European academic journal Articulo published a piece in 2010 analysing the general discourse around suburbia in Germany and the US.  The objectivity of the piece may annoy readers with strong feelings about the suburbs, good or bad.  The author finds suburbia neither heaven-on-Earth nor hell manifest.  He calls for, and provides, more detailed understanding of life beyond the urban centres.  Looking at American experience and the sheer scale of suburbia there the comparison to Germany may seem less than useful but we found the piece brainy and articulate.  Going forward, it is hard to imagine that suburban outbuilding will continue in Europe even if it makes use of public transit and sustainable sources of energy.  In North America the suburban project seems to be over, to be contracting if anything.  To have modelled any part of their built environment on North America is probably a worrisome thing to Europeans, doubly so now that the Euro crisis is fully arrived.

Suburbs: the next slum? Explorations into the contested terrain of social construction and political discourse

(95) It isn’t a secret…

Whoever wrote the headline for the item linked below maybe needs to pay more attention to the world.  Suburban poverty is not a secret.  Still, this is a good piece.  The item mentions 2010 US Census data which strongly underlined the shift in the fortunes of the suburbs, underway since well before the crash of 2008.  The author also visits a food bank in Illinois.  Food banks and food pantries are among the places where the rubber really hits the road as far as ascertaining the true state of a community.

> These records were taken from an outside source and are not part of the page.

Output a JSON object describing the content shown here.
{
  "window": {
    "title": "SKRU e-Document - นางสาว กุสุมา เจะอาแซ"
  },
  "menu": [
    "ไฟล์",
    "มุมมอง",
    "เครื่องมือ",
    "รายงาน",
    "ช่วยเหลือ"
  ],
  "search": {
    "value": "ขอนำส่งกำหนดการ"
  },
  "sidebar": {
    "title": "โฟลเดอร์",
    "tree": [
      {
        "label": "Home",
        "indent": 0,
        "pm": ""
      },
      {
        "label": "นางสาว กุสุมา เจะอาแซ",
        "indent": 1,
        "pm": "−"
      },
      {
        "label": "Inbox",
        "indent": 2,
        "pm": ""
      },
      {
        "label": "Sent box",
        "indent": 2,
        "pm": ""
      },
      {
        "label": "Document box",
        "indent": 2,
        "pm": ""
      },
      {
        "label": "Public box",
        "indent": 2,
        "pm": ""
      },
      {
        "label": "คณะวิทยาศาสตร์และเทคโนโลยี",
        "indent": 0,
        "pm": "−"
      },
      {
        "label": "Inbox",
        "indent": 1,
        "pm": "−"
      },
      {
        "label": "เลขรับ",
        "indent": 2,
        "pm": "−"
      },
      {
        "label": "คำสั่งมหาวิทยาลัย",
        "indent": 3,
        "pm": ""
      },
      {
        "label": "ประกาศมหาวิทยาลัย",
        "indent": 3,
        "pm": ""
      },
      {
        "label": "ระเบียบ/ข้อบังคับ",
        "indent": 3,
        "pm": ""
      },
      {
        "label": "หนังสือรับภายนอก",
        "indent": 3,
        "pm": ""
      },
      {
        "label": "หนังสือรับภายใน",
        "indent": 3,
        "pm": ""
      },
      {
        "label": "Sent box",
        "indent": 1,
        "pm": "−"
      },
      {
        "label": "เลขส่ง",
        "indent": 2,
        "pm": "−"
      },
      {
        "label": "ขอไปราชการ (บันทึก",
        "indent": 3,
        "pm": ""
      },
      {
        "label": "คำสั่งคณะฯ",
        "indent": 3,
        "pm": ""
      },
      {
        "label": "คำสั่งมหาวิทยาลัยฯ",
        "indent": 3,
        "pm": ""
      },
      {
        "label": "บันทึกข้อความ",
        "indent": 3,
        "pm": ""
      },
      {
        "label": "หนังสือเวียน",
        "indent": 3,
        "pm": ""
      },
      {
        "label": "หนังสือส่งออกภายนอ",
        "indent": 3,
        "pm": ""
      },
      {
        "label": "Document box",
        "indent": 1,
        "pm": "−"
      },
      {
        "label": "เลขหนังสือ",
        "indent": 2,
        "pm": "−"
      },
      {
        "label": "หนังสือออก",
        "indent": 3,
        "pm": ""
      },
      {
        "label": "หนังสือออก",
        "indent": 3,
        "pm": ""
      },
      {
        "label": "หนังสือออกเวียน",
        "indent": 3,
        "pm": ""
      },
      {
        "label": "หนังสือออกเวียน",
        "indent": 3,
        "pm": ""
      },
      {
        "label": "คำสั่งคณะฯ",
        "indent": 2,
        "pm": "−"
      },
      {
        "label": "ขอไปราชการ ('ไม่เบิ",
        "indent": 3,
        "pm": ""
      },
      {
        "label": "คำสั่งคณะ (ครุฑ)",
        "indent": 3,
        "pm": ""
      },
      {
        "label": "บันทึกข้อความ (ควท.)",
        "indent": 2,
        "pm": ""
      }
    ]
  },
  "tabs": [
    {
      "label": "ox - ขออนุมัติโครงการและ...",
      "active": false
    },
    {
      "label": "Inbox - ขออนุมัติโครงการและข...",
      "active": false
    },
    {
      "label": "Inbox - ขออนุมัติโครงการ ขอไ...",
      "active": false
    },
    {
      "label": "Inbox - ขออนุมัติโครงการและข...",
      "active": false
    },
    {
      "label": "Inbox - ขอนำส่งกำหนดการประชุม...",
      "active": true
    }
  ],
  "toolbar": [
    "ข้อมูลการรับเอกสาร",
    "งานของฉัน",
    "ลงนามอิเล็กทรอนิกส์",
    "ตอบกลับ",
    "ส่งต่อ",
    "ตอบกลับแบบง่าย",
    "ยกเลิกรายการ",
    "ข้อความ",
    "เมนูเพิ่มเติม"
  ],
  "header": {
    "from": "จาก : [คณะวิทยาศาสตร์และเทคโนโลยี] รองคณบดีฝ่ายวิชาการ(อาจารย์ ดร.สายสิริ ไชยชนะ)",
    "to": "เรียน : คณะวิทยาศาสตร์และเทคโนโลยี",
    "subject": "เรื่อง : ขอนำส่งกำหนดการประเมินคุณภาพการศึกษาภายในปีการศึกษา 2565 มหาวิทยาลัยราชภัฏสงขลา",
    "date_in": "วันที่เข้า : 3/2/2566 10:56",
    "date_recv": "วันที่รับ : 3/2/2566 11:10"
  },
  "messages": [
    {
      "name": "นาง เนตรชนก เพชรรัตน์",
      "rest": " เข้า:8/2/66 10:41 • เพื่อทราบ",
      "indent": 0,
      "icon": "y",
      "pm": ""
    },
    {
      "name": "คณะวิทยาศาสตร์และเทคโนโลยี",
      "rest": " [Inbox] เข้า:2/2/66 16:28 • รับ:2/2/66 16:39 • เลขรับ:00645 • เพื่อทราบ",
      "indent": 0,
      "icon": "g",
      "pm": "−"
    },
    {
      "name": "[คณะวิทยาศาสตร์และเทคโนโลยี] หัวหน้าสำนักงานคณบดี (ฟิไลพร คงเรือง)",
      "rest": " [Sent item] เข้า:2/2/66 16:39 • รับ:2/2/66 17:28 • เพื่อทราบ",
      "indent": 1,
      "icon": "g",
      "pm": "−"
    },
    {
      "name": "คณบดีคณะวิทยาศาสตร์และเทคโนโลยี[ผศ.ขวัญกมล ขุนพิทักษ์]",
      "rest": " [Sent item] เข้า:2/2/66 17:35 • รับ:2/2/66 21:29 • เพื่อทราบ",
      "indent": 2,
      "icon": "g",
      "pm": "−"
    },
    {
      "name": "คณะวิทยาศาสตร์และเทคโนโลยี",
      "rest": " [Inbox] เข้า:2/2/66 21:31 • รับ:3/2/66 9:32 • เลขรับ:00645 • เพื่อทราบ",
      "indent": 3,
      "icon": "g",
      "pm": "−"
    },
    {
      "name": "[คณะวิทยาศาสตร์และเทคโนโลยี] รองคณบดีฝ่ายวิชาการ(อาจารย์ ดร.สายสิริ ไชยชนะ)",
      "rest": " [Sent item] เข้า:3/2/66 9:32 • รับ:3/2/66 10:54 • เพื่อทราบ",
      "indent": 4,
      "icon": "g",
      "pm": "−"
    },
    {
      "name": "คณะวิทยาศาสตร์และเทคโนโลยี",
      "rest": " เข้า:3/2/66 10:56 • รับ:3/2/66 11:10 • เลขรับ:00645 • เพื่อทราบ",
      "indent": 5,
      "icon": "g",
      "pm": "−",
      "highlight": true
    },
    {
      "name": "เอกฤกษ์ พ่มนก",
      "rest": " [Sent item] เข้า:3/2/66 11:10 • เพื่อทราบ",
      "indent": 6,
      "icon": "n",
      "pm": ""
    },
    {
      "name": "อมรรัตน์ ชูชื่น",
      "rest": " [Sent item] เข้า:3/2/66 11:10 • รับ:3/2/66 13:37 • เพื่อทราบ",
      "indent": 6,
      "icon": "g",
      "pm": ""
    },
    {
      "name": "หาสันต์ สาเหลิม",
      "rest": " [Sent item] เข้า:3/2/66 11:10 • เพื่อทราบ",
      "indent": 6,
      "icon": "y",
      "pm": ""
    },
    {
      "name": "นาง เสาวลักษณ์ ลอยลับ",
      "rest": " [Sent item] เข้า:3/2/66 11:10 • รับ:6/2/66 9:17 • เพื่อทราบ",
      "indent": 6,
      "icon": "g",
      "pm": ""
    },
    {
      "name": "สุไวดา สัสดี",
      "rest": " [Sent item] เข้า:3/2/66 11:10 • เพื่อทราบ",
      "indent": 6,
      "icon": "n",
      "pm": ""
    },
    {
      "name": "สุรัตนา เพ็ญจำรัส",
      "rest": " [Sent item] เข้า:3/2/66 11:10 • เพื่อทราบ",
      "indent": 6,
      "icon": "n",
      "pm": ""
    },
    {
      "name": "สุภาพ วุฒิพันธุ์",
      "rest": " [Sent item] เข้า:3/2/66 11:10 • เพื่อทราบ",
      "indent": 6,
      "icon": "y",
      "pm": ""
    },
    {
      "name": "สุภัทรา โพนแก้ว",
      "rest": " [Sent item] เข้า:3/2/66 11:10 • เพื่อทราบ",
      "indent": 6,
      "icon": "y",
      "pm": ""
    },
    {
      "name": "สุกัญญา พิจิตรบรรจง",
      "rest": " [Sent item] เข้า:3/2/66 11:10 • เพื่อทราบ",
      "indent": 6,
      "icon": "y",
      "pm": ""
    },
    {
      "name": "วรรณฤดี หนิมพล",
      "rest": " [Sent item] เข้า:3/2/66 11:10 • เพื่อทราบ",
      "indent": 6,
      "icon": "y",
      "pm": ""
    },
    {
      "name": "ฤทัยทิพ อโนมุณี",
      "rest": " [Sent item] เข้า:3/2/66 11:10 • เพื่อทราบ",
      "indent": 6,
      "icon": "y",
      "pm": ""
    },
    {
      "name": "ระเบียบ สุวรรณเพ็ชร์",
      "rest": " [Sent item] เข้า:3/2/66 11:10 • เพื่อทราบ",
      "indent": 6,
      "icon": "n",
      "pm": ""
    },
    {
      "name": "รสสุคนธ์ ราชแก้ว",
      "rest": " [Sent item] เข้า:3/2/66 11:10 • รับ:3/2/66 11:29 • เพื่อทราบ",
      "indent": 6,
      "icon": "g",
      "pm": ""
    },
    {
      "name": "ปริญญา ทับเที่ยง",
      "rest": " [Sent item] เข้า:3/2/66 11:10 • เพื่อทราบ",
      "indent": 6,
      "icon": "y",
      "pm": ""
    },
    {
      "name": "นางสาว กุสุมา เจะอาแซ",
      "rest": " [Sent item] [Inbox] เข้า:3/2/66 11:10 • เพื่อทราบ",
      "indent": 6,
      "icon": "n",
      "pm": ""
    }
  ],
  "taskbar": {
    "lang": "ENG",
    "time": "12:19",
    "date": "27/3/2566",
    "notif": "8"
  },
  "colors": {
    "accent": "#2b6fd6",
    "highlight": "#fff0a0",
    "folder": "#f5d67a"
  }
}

“Last year, there were 2.7 million more suburban households below the federal poverty level than urban households, according to the Bureau of Labor Statistics. That was the first time on record that America’s cities didn’t contain the highest absolute number of households living in poverty. There are many reasons for the dramatic turnabout in the geographic profile of poverty.”

America’s Best Kept Secret: Rising Suburban Poverty
Fiscal Times

(94) Demolition Man: UBC’s Bill Rees on sustainability

Bill Rees is a Canadian academic from the University of British Columbia’s School of Community and Regional Planning.  Here he gives a deft and noteless lecture weighted with facts on the ground.  Rees is all over the changing context of urbanization, technology, consumption, sustainability, and energy.  Apparently what North Americans have come to think of as normal is really the single most anomalous moment in all of human history.  Cutesy ideas like green consumerism, hybrid SUVs, green architecture and biofuels don’t last long in front of scientist Rees.  Short term profit in the run-up to complete catastrophe have distorted our reality so much it looks like we can’t change in time.  None of this means wealth and happiness for humans, suburban or otherwise.  Boy, it gets depressing maintaining your own meta-blog some times.  No wonder people drink.